**Work order**
If a line in the listing carries the word "post", return a copy of that line.

================

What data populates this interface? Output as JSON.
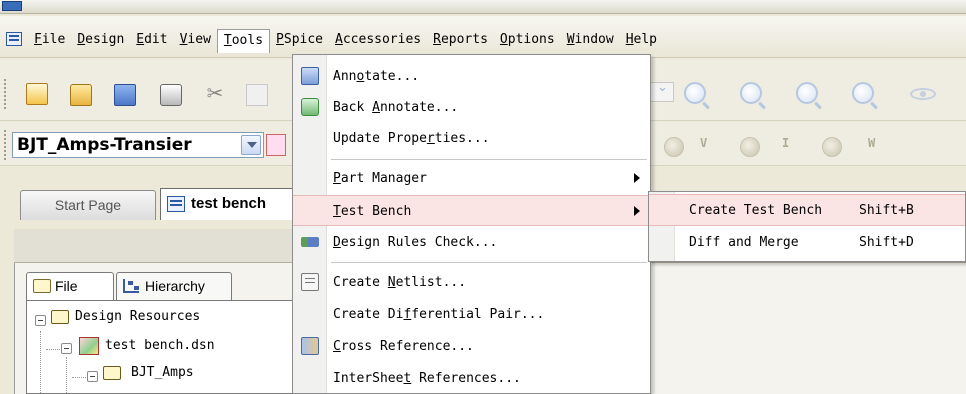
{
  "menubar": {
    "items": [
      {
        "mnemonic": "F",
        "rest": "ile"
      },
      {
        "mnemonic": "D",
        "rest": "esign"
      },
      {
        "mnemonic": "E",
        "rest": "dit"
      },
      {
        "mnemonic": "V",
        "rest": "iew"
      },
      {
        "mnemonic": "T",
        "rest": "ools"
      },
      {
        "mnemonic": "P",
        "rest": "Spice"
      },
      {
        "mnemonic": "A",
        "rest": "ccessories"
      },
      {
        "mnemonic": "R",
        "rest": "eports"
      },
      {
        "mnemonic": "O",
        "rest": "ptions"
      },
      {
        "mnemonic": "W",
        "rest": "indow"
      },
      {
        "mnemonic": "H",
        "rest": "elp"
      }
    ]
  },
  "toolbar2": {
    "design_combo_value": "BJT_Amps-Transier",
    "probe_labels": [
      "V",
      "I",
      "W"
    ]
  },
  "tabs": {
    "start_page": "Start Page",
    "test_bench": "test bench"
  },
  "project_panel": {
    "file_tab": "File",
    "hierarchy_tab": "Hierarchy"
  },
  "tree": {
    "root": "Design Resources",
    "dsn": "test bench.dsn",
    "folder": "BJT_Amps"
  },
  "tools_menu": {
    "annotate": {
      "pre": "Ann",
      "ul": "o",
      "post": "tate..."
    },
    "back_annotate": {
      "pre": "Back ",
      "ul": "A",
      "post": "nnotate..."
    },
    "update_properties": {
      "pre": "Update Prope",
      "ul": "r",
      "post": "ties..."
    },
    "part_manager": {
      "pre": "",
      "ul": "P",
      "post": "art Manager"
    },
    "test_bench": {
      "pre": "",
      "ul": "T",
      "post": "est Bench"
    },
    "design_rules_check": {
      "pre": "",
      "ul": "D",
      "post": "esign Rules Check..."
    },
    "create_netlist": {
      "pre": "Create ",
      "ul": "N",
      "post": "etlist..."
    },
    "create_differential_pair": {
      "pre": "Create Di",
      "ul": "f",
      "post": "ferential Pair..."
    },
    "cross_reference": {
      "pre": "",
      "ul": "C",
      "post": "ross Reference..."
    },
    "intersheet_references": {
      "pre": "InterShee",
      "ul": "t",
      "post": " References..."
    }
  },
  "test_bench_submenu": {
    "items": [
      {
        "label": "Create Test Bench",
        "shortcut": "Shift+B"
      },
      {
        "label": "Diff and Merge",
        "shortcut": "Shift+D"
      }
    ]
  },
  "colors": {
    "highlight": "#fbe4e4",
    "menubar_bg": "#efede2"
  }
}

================

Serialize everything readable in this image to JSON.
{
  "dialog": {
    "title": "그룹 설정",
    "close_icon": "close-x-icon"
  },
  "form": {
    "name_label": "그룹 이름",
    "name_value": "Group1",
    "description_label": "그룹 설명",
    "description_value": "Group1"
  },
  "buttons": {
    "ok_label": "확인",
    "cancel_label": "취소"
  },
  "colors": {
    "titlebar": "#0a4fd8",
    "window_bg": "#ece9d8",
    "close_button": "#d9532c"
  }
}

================

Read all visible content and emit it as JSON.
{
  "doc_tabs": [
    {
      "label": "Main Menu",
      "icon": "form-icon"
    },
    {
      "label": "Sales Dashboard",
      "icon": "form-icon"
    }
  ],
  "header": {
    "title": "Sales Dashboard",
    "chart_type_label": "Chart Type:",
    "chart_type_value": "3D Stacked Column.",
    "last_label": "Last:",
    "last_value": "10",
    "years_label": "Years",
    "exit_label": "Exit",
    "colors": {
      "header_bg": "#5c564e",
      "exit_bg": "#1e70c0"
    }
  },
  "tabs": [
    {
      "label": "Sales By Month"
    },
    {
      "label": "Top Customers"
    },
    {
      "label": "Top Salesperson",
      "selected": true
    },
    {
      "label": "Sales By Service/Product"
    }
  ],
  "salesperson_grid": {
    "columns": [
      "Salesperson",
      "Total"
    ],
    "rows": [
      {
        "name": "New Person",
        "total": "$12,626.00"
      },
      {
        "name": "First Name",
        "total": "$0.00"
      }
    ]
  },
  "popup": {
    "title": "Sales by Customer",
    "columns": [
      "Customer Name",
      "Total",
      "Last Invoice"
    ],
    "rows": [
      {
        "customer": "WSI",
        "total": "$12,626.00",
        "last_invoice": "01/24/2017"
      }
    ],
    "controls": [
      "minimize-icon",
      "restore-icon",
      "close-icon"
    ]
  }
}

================

**Response area**
      "post": "tate..."
      "post": "nnotate..."
      "post": "ties..."
      "post": "art Manager"
      "post": "est Bench"
      "post": "esign Rules Check..."
      "post": "etlist..."
      "post": "ferential Pair..."
      "post": "ross Reference..."
      "post": " References..."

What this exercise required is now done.